:: Data ::
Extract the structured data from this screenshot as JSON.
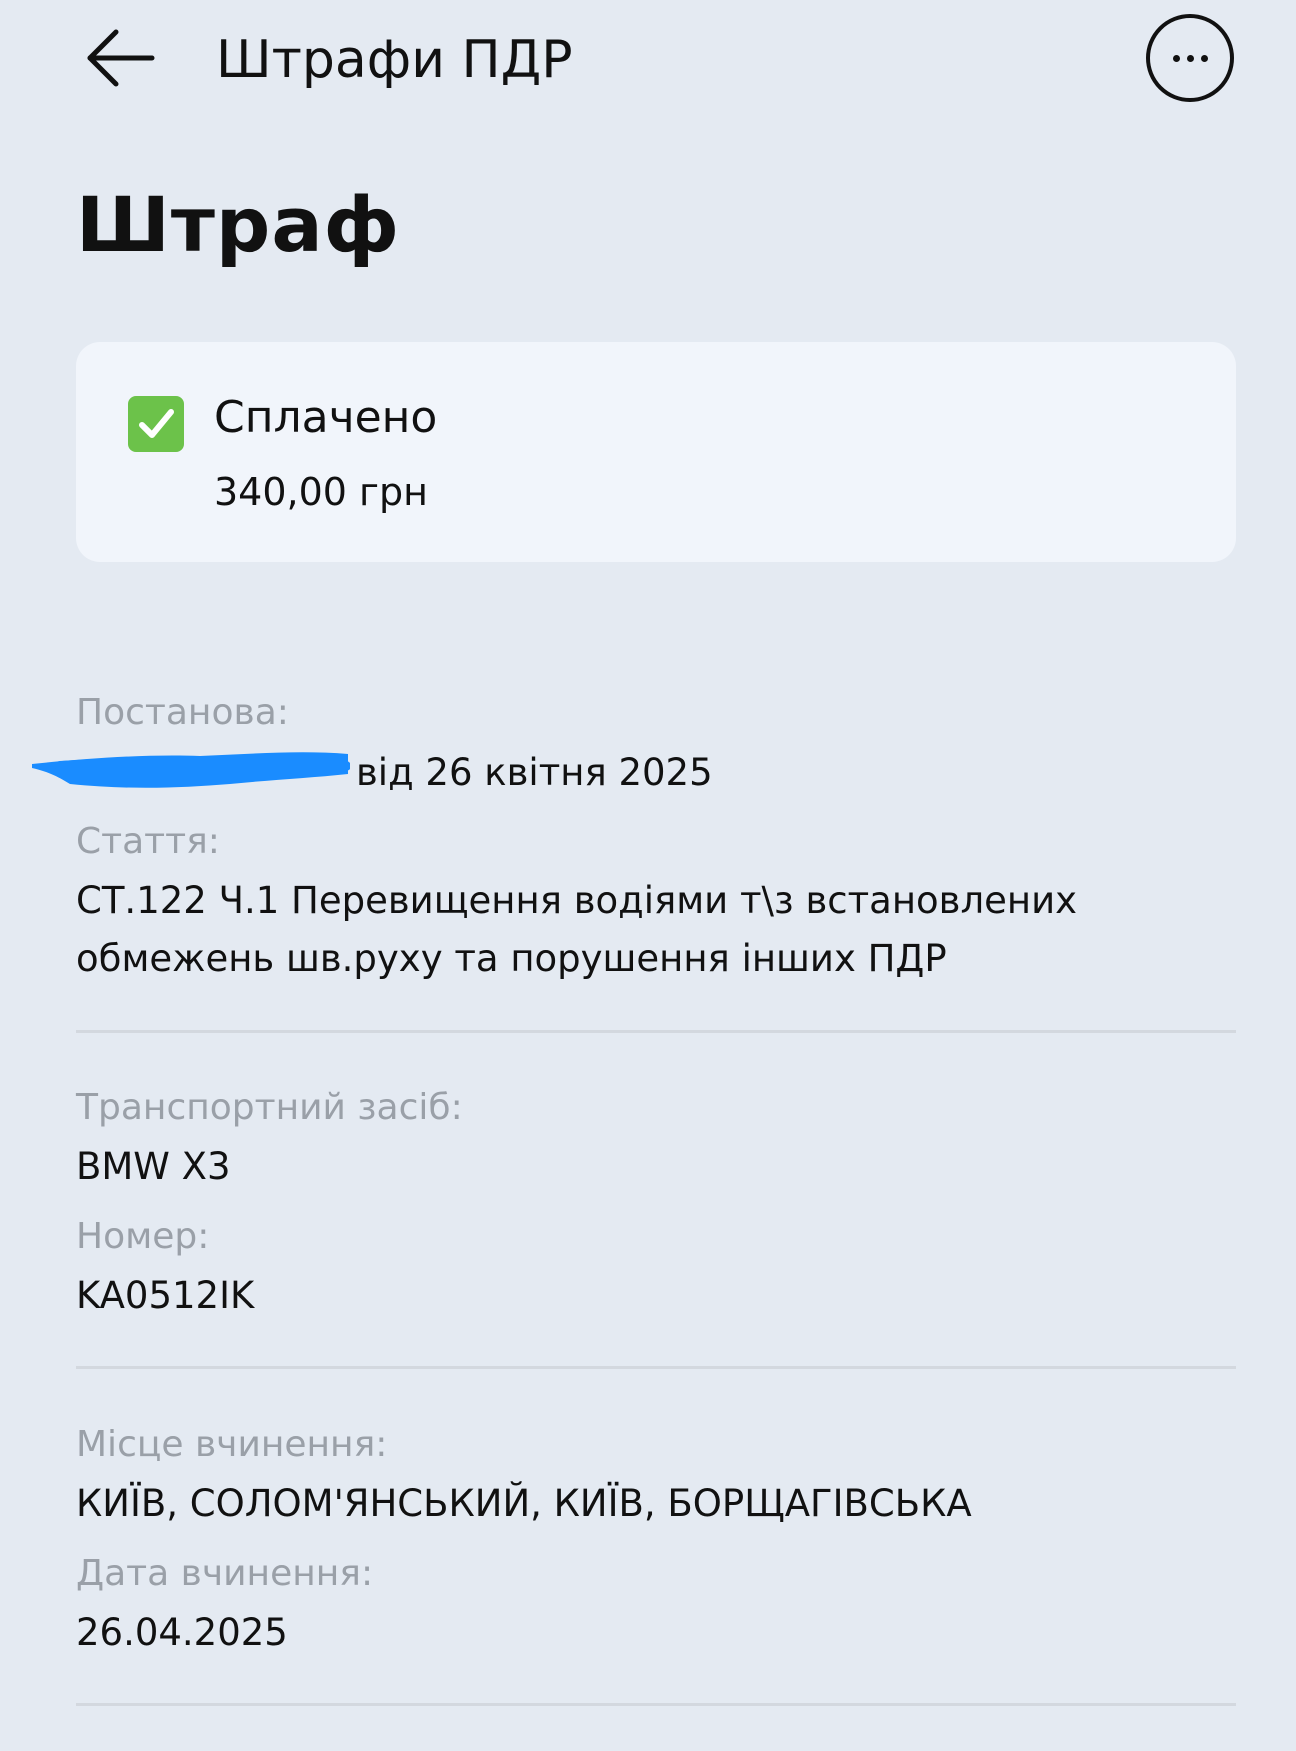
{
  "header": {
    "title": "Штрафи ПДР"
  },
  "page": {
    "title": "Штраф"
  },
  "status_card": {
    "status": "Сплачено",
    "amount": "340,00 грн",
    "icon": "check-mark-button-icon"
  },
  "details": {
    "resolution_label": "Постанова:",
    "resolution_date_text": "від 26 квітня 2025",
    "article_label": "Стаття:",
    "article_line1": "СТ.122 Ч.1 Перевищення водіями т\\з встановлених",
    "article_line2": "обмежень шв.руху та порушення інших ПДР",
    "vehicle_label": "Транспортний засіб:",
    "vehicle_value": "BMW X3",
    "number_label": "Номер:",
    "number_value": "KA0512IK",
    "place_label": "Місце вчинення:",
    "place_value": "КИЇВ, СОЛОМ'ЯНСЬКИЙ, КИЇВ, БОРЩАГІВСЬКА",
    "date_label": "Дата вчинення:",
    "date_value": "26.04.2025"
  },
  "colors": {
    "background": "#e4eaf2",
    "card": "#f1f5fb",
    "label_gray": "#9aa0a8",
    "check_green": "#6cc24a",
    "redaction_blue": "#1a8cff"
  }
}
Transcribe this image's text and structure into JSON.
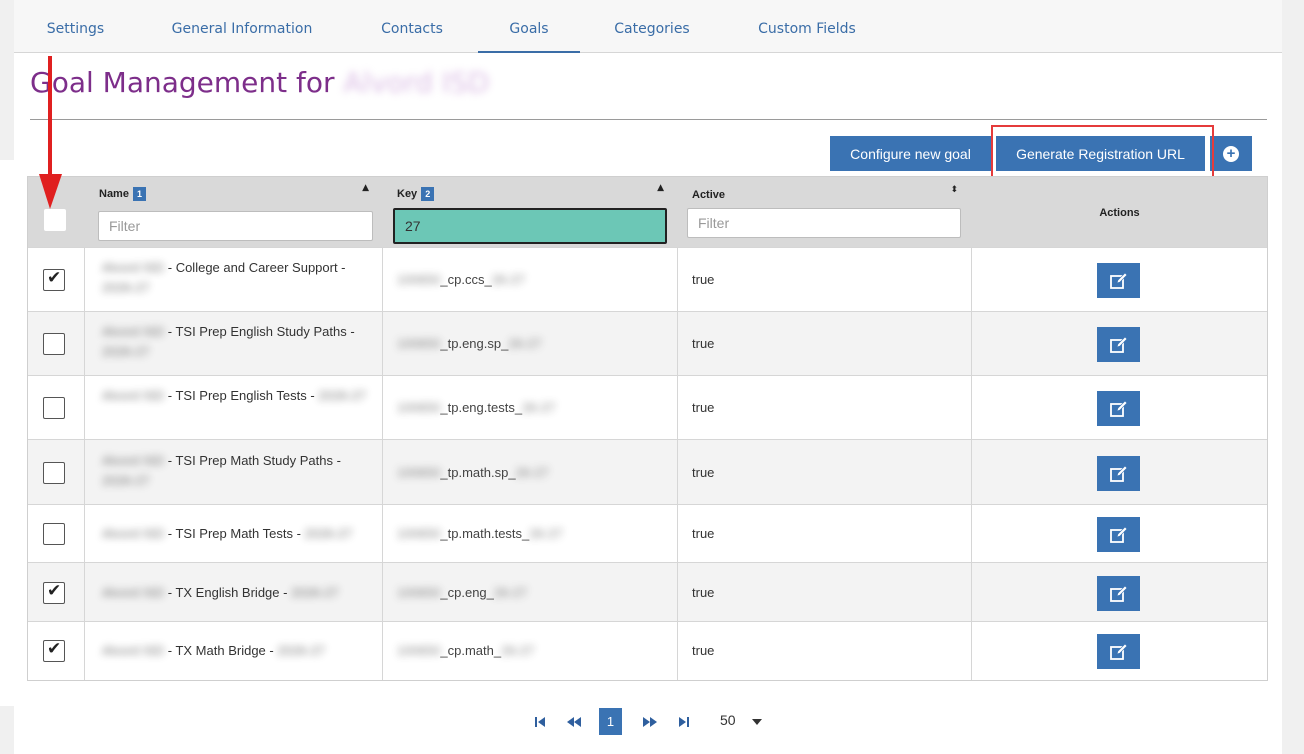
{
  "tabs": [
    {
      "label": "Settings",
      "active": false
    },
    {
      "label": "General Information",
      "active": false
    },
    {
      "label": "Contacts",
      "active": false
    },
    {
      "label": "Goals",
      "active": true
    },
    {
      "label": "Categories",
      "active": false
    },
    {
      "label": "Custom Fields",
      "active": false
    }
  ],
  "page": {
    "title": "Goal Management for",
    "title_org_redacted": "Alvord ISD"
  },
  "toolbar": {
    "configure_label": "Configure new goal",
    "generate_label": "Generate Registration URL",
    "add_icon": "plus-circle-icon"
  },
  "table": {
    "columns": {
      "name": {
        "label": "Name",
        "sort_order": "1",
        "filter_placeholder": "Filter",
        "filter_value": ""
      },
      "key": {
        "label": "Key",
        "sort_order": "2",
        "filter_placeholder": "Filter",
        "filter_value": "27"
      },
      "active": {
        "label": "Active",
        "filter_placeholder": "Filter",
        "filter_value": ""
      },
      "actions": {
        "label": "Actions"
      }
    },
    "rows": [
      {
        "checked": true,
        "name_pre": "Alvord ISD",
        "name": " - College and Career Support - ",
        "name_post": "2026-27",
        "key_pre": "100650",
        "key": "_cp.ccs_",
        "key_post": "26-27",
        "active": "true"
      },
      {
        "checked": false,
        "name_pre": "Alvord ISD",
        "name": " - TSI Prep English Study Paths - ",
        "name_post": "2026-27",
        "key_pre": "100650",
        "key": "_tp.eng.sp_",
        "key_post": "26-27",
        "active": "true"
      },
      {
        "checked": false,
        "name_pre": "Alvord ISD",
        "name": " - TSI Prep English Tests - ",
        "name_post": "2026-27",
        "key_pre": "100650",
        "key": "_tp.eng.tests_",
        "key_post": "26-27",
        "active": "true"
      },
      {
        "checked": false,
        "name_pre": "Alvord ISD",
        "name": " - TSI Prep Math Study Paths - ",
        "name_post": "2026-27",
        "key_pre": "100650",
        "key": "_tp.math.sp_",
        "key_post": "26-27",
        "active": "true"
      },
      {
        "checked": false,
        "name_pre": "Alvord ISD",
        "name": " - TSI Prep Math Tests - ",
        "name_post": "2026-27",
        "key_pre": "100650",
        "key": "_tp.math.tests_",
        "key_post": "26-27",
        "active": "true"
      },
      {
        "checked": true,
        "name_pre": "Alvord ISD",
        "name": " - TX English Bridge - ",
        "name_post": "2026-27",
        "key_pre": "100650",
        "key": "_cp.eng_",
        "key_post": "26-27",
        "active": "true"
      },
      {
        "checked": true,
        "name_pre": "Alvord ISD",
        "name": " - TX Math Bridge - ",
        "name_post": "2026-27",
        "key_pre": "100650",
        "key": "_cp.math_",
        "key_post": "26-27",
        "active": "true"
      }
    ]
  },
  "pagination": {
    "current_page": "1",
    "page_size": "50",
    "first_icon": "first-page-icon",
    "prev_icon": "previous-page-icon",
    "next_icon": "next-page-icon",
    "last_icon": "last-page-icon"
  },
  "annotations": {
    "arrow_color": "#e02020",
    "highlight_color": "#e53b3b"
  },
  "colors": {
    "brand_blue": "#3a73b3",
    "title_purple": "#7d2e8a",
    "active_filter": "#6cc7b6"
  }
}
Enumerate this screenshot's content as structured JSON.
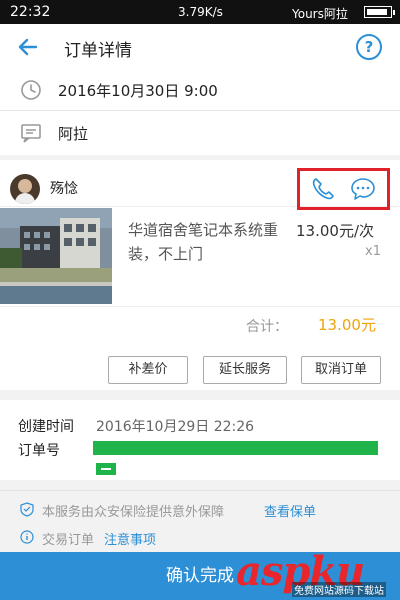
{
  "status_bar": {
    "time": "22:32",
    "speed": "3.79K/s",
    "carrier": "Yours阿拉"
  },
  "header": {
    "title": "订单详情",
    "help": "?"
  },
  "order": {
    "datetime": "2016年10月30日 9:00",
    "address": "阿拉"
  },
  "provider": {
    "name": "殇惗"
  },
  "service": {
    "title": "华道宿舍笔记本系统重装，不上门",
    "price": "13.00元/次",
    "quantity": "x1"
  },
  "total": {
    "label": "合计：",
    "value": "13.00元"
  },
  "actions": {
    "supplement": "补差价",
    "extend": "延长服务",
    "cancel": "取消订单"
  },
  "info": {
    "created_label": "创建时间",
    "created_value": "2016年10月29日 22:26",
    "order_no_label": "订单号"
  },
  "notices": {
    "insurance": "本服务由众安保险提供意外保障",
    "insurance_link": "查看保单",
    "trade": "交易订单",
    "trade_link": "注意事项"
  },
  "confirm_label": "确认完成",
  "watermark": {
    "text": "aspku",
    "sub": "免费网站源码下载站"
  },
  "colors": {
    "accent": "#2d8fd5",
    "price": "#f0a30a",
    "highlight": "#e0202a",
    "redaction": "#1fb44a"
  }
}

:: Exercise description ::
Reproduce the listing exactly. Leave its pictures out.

:: Result for this exercise ::
Extract the structured data from this screenshot as JSON.
{
  "header": {
    "title": "Штрафи ПДР"
  },
  "page": {
    "title": "Штраф"
  },
  "status_card": {
    "status": "Сплачено",
    "amount": "340,00 грн",
    "icon": "check-mark-button-icon"
  },
  "details": {
    "resolution_label": "Постанова:",
    "resolution_date_text": "від 26 квітня 2025",
    "article_label": "Стаття:",
    "article_line1": "СТ.122 Ч.1 Перевищення водіями т\\з встановлених",
    "article_line2": "обмежень шв.руху та порушення інших ПДР",
    "vehicle_label": "Транспортний засіб:",
    "vehicle_value": "BMW X3",
    "number_label": "Номер:",
    "number_value": "KA0512IK",
    "place_label": "Місце вчинення:",
    "place_value": "КИЇВ, СОЛОМ'ЯНСЬКИЙ, КИЇВ, БОРЩАГІВСЬКА",
    "date_label": "Дата вчинення:",
    "date_value": "26.04.2025"
  },
  "colors": {
    "background": "#e4eaf2",
    "card": "#f1f5fb",
    "label_gray": "#9aa0a8",
    "check_green": "#6cc24a",
    "redaction_blue": "#1a8cff"
  }
}
Transcribe this image's text and structure into JSON.
{
  "tabs": [
    {
      "label": "Settings",
      "active": false
    },
    {
      "label": "General Information",
      "active": false
    },
    {
      "label": "Contacts",
      "active": false
    },
    {
      "label": "Goals",
      "active": true
    },
    {
      "label": "Categories",
      "active": false
    },
    {
      "label": "Custom Fields",
      "active": false
    }
  ],
  "page": {
    "title": "Goal Management for",
    "title_org_redacted": "Alvord ISD"
  },
  "toolbar": {
    "configure_label": "Configure new goal",
    "generate_label": "Generate Registration URL",
    "add_icon": "plus-circle-icon"
  },
  "table": {
    "columns": {
      "name": {
        "label": "Name",
        "sort_order": "1",
        "filter_placeholder": "Filter",
        "filter_value": ""
      },
      "key": {
        "label": "Key",
        "sort_order": "2",
        "filter_placeholder": "Filter",
        "filter_value": "27"
      },
      "active": {
        "label": "Active",
        "filter_placeholder": "Filter",
        "filter_value": ""
      },
      "actions": {
        "label": "Actions"
      }
    },
    "rows": [
      {
        "checked": true,
        "name_pre": "Alvord ISD",
        "name": " - College and Career Support - ",
        "name_post": "2026-27",
        "key_pre": "100650",
        "key": "_cp.ccs_",
        "key_post": "26-27",
        "active": "true"
      },
      {
        "checked": false,
        "name_pre": "Alvord ISD",
        "name": " - TSI Prep English Study Paths - ",
        "name_post": "2026-27",
        "key_pre": "100650",
        "key": "_tp.eng.sp_",
        "key_post": "26-27",
        "active": "true"
      },
      {
        "checked": false,
        "name_pre": "Alvord ISD",
        "name": " - TSI Prep English Tests - ",
        "name_post": "2026-27",
        "key_pre": "100650",
        "key": "_tp.eng.tests_",
        "key_post": "26-27",
        "active": "true"
      },
      {
        "checked": false,
        "name_pre": "Alvord ISD",
        "name": " - TSI Prep Math Study Paths - ",
        "name_post": "2026-27",
        "key_pre": "100650",
        "key": "_tp.math.sp_",
        "key_post": "26-27",
        "active": "true"
      },
      {
        "checked": false,
        "name_pre": "Alvord ISD",
        "name": " - TSI Prep Math Tests - ",
        "name_post": "2026-27",
        "key_pre": "100650",
        "key": "_tp.math.tests_",
        "key_post": "26-27",
        "active": "true"
      },
      {
        "checked": true,
        "name_pre": "Alvord ISD",
        "name": " - TX English Bridge - ",
        "name_post": "2026-27",
        "key_pre": "100650",
        "key": "_cp.eng_",
        "key_post": "26-27",
        "active": "true"
      },
      {
        "checked": true,
        "name_pre": "Alvord ISD",
        "name": " - TX Math Bridge - ",
        "name_post": "2026-27",
        "key_pre": "100650",
        "key": "_cp.math_",
        "key_post": "26-27",
        "active": "true"
      }
    ]
  },
  "pagination": {
    "current_page": "1",
    "page_size": "50",
    "first_icon": "first-page-icon",
    "prev_icon": "previous-page-icon",
    "next_icon": "next-page-icon",
    "last_icon": "last-page-icon"
  },
  "annotations": {
    "arrow_color": "#e02020",
    "highlight_color": "#e53b3b"
  },
  "colors": {
    "brand_blue": "#3a73b3",
    "title_purple": "#7d2e8a",
    "active_filter": "#6cc7b6"
  }
}
Enumerate this screenshot's content as structured JSON.
{
  "status_bar": {
    "time": "22:32",
    "speed": "3.79K/s",
    "carrier": "Yours阿拉"
  },
  "header": {
    "title": "订单详情",
    "help": "?"
  },
  "order": {
    "datetime": "2016年10月30日 9:00",
    "address": "阿拉"
  },
  "provider": {
    "name": "殇惗"
  },
  "service": {
    "title": "华道宿舍笔记本系统重装，不上门",
    "price": "13.00元/次",
    "quantity": "x1"
  },
  "total": {
    "label": "合计：",
    "value": "13.00元"
  },
  "actions": {
    "supplement": "补差价",
    "extend": "延长服务",
    "cancel": "取消订单"
  },
  "info": {
    "created_label": "创建时间",
    "created_value": "2016年10月29日 22:26",
    "order_no_label": "订单号"
  },
  "notices": {
    "insurance": "本服务由众安保险提供意外保障",
    "insurance_link": "查看保单",
    "trade": "交易订单",
    "trade_link": "注意事项"
  },
  "confirm_label": "确认完成",
  "watermark": {
    "text": "aspku",
    "sub": "免费网站源码下载站"
  },
  "colors": {
    "accent": "#2d8fd5",
    "price": "#f0a30a",
    "highlight": "#e0202a",
    "redaction": "#1fb44a"
  }
}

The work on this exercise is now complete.